I was out walking recently and came across this pair of rainbow bee-eaters. Yet another colourful surprise. They’re fantastic. Very colourful in flight but way too fast for me to get a picture. It’s the first time I’d ever seen one so I was really pleased that they both opted to rest at the same time.
My last picture to post is of a young pacific gull. I don’t think it’s this year’s chick, more likely a couple of years old. It hangs out with a flock of ordinary seagulls though and not with other pacific gulls. He looks very out of place next to them since they are bright white and also only half the size. I’m growing quite fond of him as he regularly turns up on the beach when I go to watch the sunset. So here it is, on the beach, just before sunset .
Immature Pacific Gull

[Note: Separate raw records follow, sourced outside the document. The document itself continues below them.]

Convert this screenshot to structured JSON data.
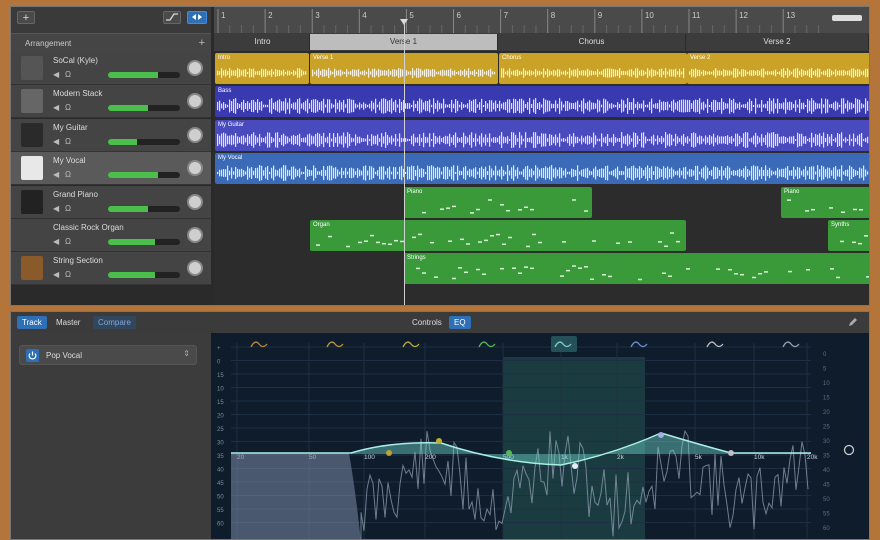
{
  "toolbar": {
    "add_label": "+"
  },
  "arrangement": {
    "label": "Arrangement",
    "add_label": "+"
  },
  "ruler": {
    "bars": [
      "1",
      "2",
      "3",
      "4",
      "5",
      "6",
      "7",
      "8",
      "9",
      "10",
      "11",
      "12",
      "13"
    ]
  },
  "sections": [
    {
      "label": "Intro",
      "active": false
    },
    {
      "label": "Verse 1",
      "active": true
    },
    {
      "label": "Chorus",
      "active": false
    },
    {
      "label": "Verse 2",
      "active": false
    }
  ],
  "tracks": [
    {
      "name": "SoCal (Kyle)",
      "volume": 0.7,
      "selected": false,
      "icon": "drums-icon"
    },
    {
      "name": "Modern Stack",
      "volume": 0.55,
      "selected": false,
      "icon": "amp-icon"
    },
    {
      "name": "My Guitar",
      "volume": 0.4,
      "selected": false,
      "icon": "guitar-amp-icon"
    },
    {
      "name": "My Vocal",
      "volume": 0.7,
      "selected": true,
      "icon": "microphone-icon"
    },
    {
      "name": "Grand Piano",
      "volume": 0.55,
      "selected": false,
      "icon": "piano-icon"
    },
    {
      "name": "Classic Rock Organ",
      "volume": 0.65,
      "selected": false,
      "icon": "organ-icon"
    },
    {
      "name": "String Section",
      "volume": 0.65,
      "selected": false,
      "icon": "strings-icon"
    }
  ],
  "regions": [
    {
      "label": "Intro",
      "lane": 0,
      "color": "#c9a227"
    },
    {
      "label": "Verse 1",
      "lane": 0,
      "color": "#c9a227"
    },
    {
      "label": "Chorus",
      "lane": 0,
      "color": "#c9a227"
    },
    {
      "label": "Verse 2",
      "lane": 0,
      "color": "#c9a227"
    },
    {
      "label": "Bass",
      "lane": 1,
      "color": "#3a3ab0"
    },
    {
      "label": "My Guitar",
      "lane": 2,
      "color": "#4a4abf"
    },
    {
      "label": "My Vocal",
      "lane": 3,
      "color": "#3a6ab8"
    },
    {
      "label": "Piano",
      "lane": 4,
      "color": "#3a9a3a"
    },
    {
      "label": "Piano",
      "lane": 4,
      "color": "#3a9a3a"
    },
    {
      "label": "Organ",
      "lane": 5,
      "color": "#3a9a3a"
    },
    {
      "label": "Synths",
      "lane": 5,
      "color": "#3a9a3a"
    },
    {
      "label": "Strings",
      "lane": 6,
      "color": "#3a9a3a"
    }
  ],
  "bottom": {
    "tabs": {
      "track": "Track",
      "master": "Master",
      "compare": "Compare"
    },
    "center_tabs": {
      "controls": "Controls",
      "eq": "EQ"
    },
    "preset": "Pop Vocal"
  },
  "eq": {
    "freq_labels": [
      "20",
      "50",
      "100",
      "200",
      "500",
      "1k",
      "2k",
      "5k",
      "10k",
      "20k"
    ],
    "db_labels": [
      "+",
      "0",
      "15",
      "10",
      "15",
      "20",
      "25",
      "30",
      "35",
      "40",
      "45",
      "50",
      "55",
      "60"
    ],
    "right_db_labels": [
      "0",
      "5",
      "10",
      "15",
      "20",
      "25",
      "30",
      "35",
      "40",
      "45",
      "50",
      "55",
      "60"
    ]
  },
  "colors": {
    "accent": "#3d8ee0",
    "green": "#4bbf4b",
    "gold": "#c9a227"
  }
}
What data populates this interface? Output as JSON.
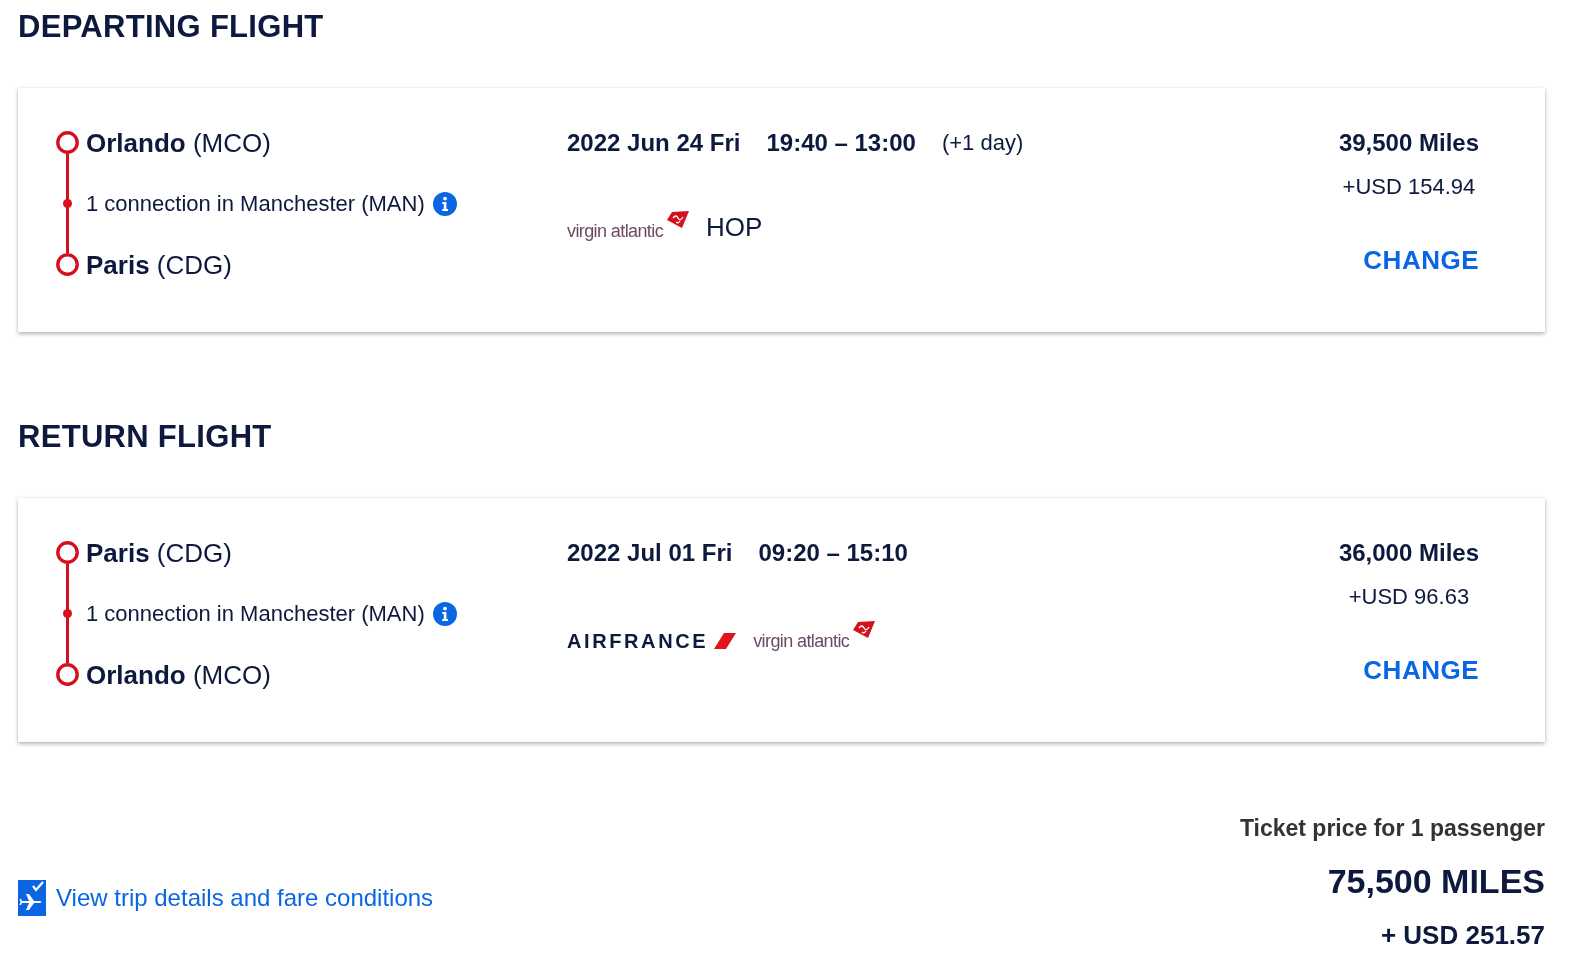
{
  "sections": [
    {
      "heading": "DEPARTING FLIGHT",
      "stops": [
        {
          "kind": "endpoint",
          "label": "**Orlando** (MCO)"
        },
        {
          "kind": "connection",
          "label": "1 connection in Manchester (MAN)"
        },
        {
          "kind": "endpoint",
          "label": "**Paris** (CDG)"
        }
      ],
      "date": "2022 Jun 24 Fri",
      "times": "19:40 – 13:00",
      "day_offset": "(+1 day)",
      "carriers": [
        {
          "kind": "virgin",
          "name": "virgin atlantic"
        },
        {
          "kind": "plain",
          "name": "HOP"
        }
      ],
      "miles": "39,500 Miles",
      "surcharge": "+USD 154.94",
      "change_button": "CHANGE"
    },
    {
      "heading": "RETURN FLIGHT",
      "stops": [
        {
          "kind": "endpoint",
          "label": "**Paris** (CDG)"
        },
        {
          "kind": "connection",
          "label": "1 connection in Manchester (MAN)"
        },
        {
          "kind": "endpoint",
          "label": "**Orlando** (MCO)"
        }
      ],
      "date": "2022 Jul 01 Fri",
      "times": "09:20 – 15:10",
      "carriers": [
        {
          "kind": "airfrance",
          "name": "AIRFRANCE"
        },
        {
          "kind": "virgin",
          "name": "virgin atlantic"
        }
      ],
      "miles": "36,000 Miles",
      "surcharge": "+USD 96.63",
      "change_button": "CHANGE"
    }
  ],
  "footer": {
    "link": "View trip details and fare conditions",
    "price_label": "Ticket price for 1 passenger",
    "total_miles": "75,500 MILES",
    "total_cash": "+ USD 251.57"
  }
}
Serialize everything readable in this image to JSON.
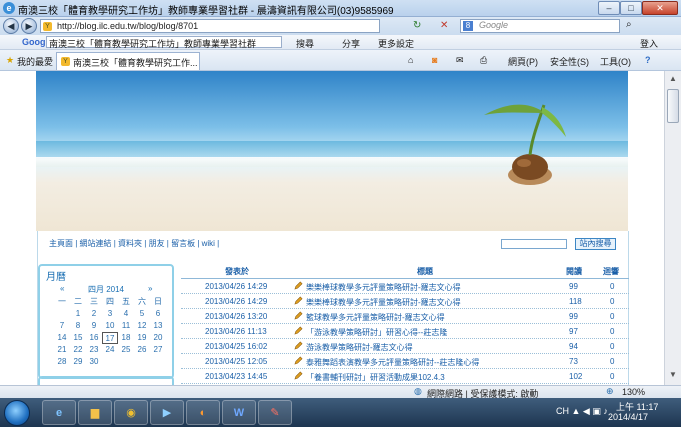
{
  "window": {
    "title": "南澳三校「體育教學研究工作坊」教師專業學習社群 - 晨濤資訊有限公司(03)9585969",
    "minimize": "–",
    "maximize": "□",
    "close": "✕"
  },
  "addressbar": {
    "back": "◀",
    "forward": "▶",
    "url": "http://blog.ilc.edu.tw/blog/blog/8701",
    "refresh": "↻",
    "stop": "✕",
    "search_placeholder": "Google"
  },
  "google_toolbar": {
    "logo": "Google",
    "input_value": "南澳三校「體育教學研究工作坊」教師專業學習社群",
    "search": "搜尋",
    "share": "分享",
    "more": "更多設定",
    "login": "登入"
  },
  "favorites_bar": {
    "favorites": "我的最愛",
    "tab_label": "南澳三校「體育教學研究工作...",
    "page_menu": "網頁(P)",
    "safety_menu": "安全性(S)",
    "tools_menu": "工具(O)",
    "help": "?"
  },
  "page": {
    "nav_links": "主頁面 | 網站連結 | 資料夾 | 朋友 | 留言板 | wiki |",
    "search_button": "站內搜尋",
    "calendar": {
      "title": "月曆",
      "month": "四月 2014",
      "prev": "«",
      "next": "»",
      "weekdays": [
        "一",
        "二",
        "三",
        "四",
        "五",
        "六",
        "日"
      ],
      "weeks": [
        [
          "",
          "1",
          "2",
          "3",
          "4",
          "5",
          "6"
        ],
        [
          "7",
          "8",
          "9",
          "10",
          "11",
          "12",
          "13"
        ],
        [
          "14",
          "15",
          "16",
          "17",
          "18",
          "19",
          "20"
        ],
        [
          "21",
          "22",
          "23",
          "24",
          "25",
          "26",
          "27"
        ],
        [
          "28",
          "29",
          "30",
          "",
          "",
          "",
          ""
        ]
      ],
      "today": "17"
    },
    "table": {
      "headers": {
        "date": "發表於",
        "title": "標題",
        "views": "閱讀",
        "replies": "迴響"
      },
      "rows": [
        {
          "date": "2013/04/26 14:29",
          "title": "樂樂棒球教學多元評量策略研討-羅志文心得",
          "views": "99",
          "replies": "0"
        },
        {
          "date": "2013/04/26 14:29",
          "title": "樂樂棒球教學多元評量策略研討-羅志文心得",
          "views": "118",
          "replies": "0"
        },
        {
          "date": "2013/04/26 13:20",
          "title": "籃球教學多元評量策略研討-羅志文心得",
          "views": "99",
          "replies": "0"
        },
        {
          "date": "2013/04/26 11:13",
          "title": "「游泳教學策略研討」研習心得--莊志隆",
          "views": "97",
          "replies": "0"
        },
        {
          "date": "2013/04/25 16:02",
          "title": "游泳教學策略研討-羅志文心得",
          "views": "94",
          "replies": "0"
        },
        {
          "date": "2013/04/25 12:05",
          "title": "泰雅舞蹈表演教學多元評量策略研討--莊志隆心得",
          "views": "73",
          "replies": "0"
        },
        {
          "date": "2013/04/23 14:45",
          "title": "「養書輔刊研討」研習活動成果102.4.3",
          "views": "102",
          "replies": "0"
        }
      ]
    }
  },
  "statusbar": {
    "zone": "網際網路 | 受保護模式: 啟動",
    "zoom": "130%"
  },
  "taskbar": {
    "time": "上午 11:17",
    "date": "2014/4/17",
    "tray": "CH ▲ ◀ ▣ ♪"
  },
  "colors": {
    "link": "#1a5fa8",
    "calendar_border": "#8fd0e8"
  }
}
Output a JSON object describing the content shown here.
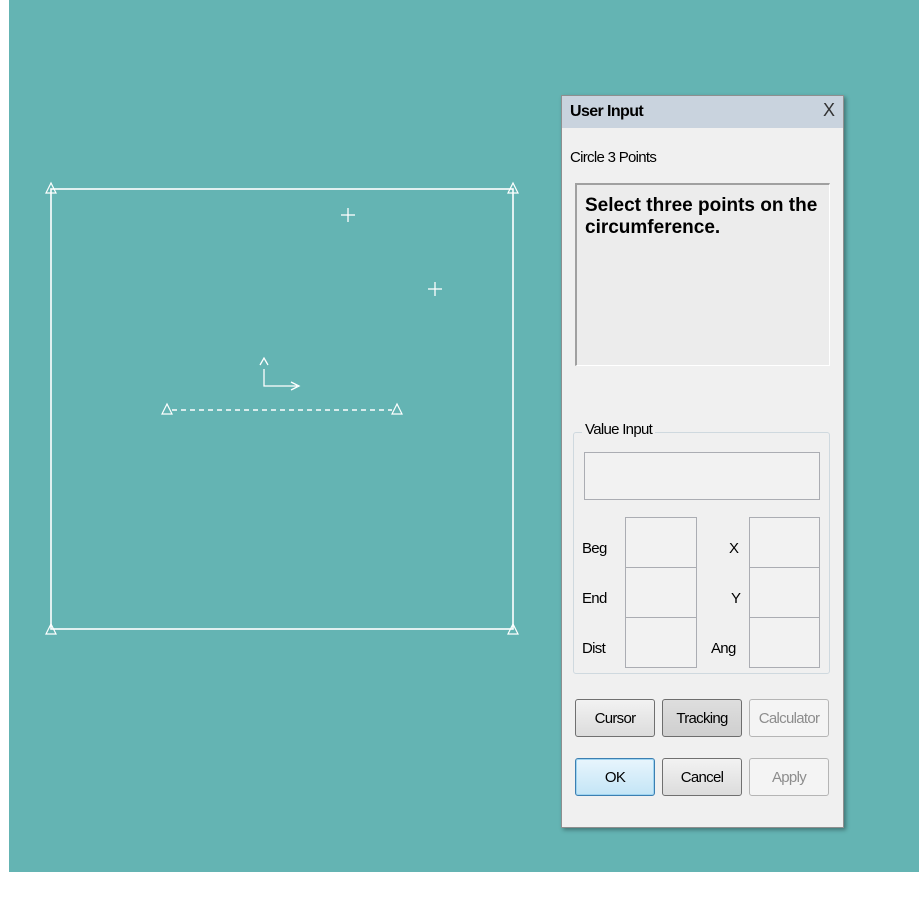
{
  "dialog": {
    "title": "User Input",
    "close_label": "X",
    "command_name": "Circle 3 Points",
    "prompt": "Select three points on the circumference.",
    "value_input": {
      "legend": "Value Input",
      "main_value": "",
      "labels": {
        "beg": "Beg",
        "end": "End",
        "dist": "Dist",
        "x": "X",
        "y": "Y",
        "ang": "Ang"
      },
      "values": {
        "beg": "",
        "end": "",
        "dist": "",
        "x": "",
        "y": "",
        "ang": ""
      }
    },
    "buttons": {
      "cursor": "Cursor",
      "tracking": "Tracking",
      "calculator": "Calculator",
      "ok": "OK",
      "cancel": "Cancel",
      "apply": "Apply"
    }
  },
  "canvas": {
    "background_color": "#64b4b3",
    "stroke_color": "#ffffff",
    "items": [
      "rectangle-outline",
      "vertex-markers",
      "dashed-line",
      "point-markers",
      "ucs-axis-icon"
    ]
  }
}
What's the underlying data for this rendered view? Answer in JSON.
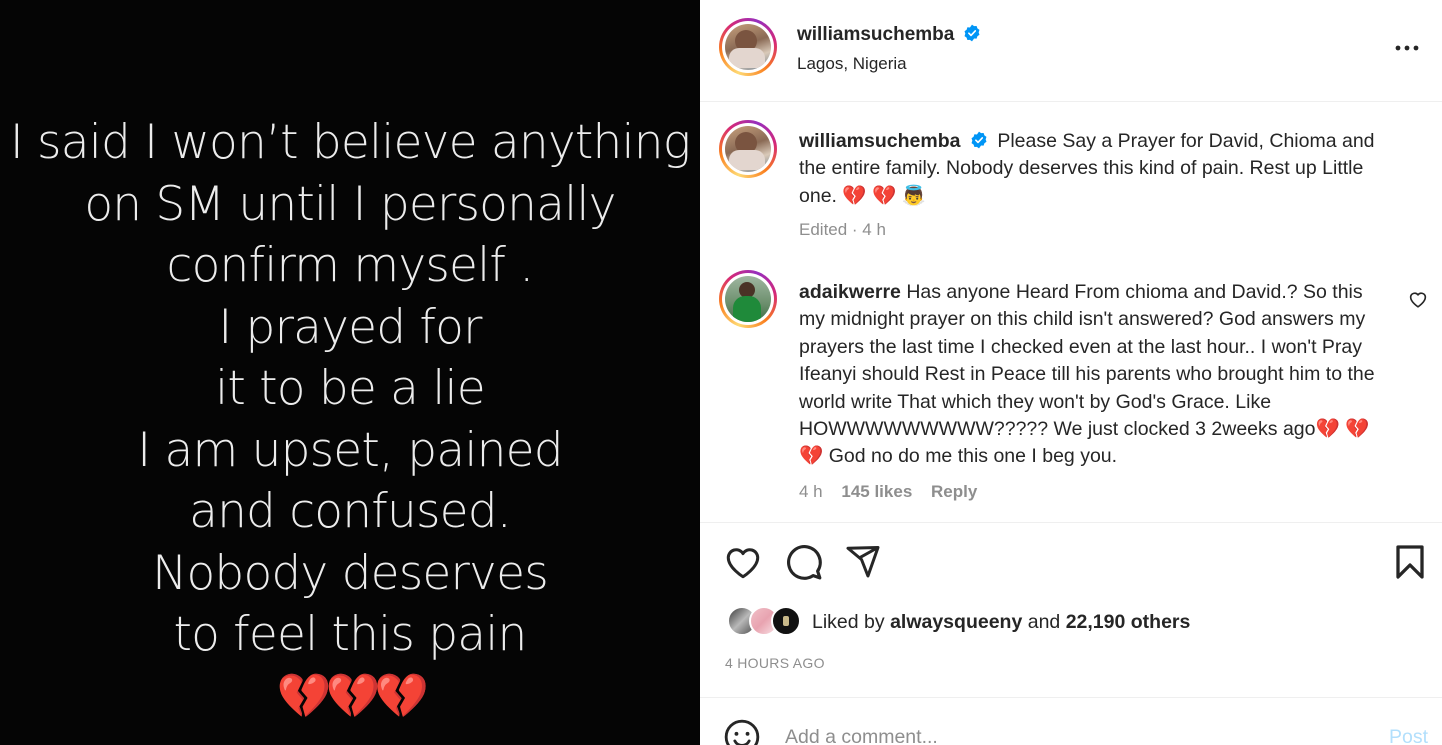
{
  "media": {
    "lines": [
      "I said I won’t believe anything",
      "on SM until I personally",
      "confirm myself .",
      "I prayed for",
      "it to be a lie",
      "I am upset, pained",
      "and confused.",
      "Nobody deserves",
      "to feel this pain"
    ],
    "emoji": "💔💔💔"
  },
  "header": {
    "username": "williamsuchemba",
    "location": "Lagos, Nigeria"
  },
  "caption": {
    "username": "williamsuchemba",
    "text": "Please Say a Prayer for David, Chioma and the entire family. Nobody deserves this kind of pain. Rest up Little one. 💔 💔  👼",
    "meta": "Edited · 4 h"
  },
  "comment": {
    "username": "adaikwerre",
    "text": "Has anyone Heard From chioma and David.? So this my midnight prayer on this child isn't answered? God answers my prayers the last time I checked even at the last hour.. I won't Pray Ifeanyi should Rest in Peace till his parents who brought him to the world write That which they won't by God's Grace. Like HOWWWWWWWWW????? We just clocked 3 2weeks ago💔 💔 💔  God no do me this one I beg you.",
    "time": "4 h",
    "likes": "145 likes",
    "reply": "Reply"
  },
  "likes": {
    "prefix": "Liked by",
    "user": "alwaysqueeny",
    "middle": "and",
    "others": "22,190 others"
  },
  "timestamp": "4 HOURS AGO",
  "composer": {
    "placeholder": "Add a comment...",
    "post_label": "Post"
  },
  "icons": {
    "verified": "verified-badge-icon",
    "more": "more-options-icon",
    "like": "heart-icon",
    "comment": "comment-bubble-icon",
    "share": "share-paper-plane-icon",
    "save": "bookmark-icon",
    "emoji": "emoji-smiley-icon"
  },
  "colors": {
    "verified": "#0095f6",
    "muted": "#8e8e8e",
    "post_disabled": "#b2dffc"
  }
}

A couple of days ago I went kayaking with my husband to Seal Island. I was keen to go in order to see all of the wildlife and hoping that the sealions or dolphins might come and see us. However, I was also aprehensive as it’s further than I’ve ever been previously. So, what did we see? Well, firstly, the sealions.
Sealion and pups
This mum had her pups with her on the beach. The most sealions I counted at once was 14. They were mostly just lying on the beach, but a few ventured into the water. I was so pleased when eventually one decided to come and play for a while.
Sealion who came to see me
Here’s one in the water with me.
Click on ‘Sealion’ for video
Pelicans on beach
There’s a huge pelican colony there. These pelicans didn’t seem to be bothered by the sealions on the beach.
Ospreys and Chicks
We paddled over to another island where I’d seen an osprey previously. The pair had nested and had (I think) 2 chicks, though it was hard to see.
Me Filming Ospreys
I was nervous of getting my good camera wet so I took my old automatic with me. It was temperamental to say the least and it’s zoom and focus kept playing up, but I did get some photos and video clips in the end. We sat and watched as the male brought in a fish (about 7 inches long) and then the parents both fed on it and helped feeding the chicks.
It was a fabulous trip. There were 2 downsides. Firstly, we didn’t see a single dolphin even though there’s a pod that lives there and they often go and play around the kayaks. Secondly, achey shoulders the next couple of days. However, it was well worth it and I’m sure we’ll do the trip again.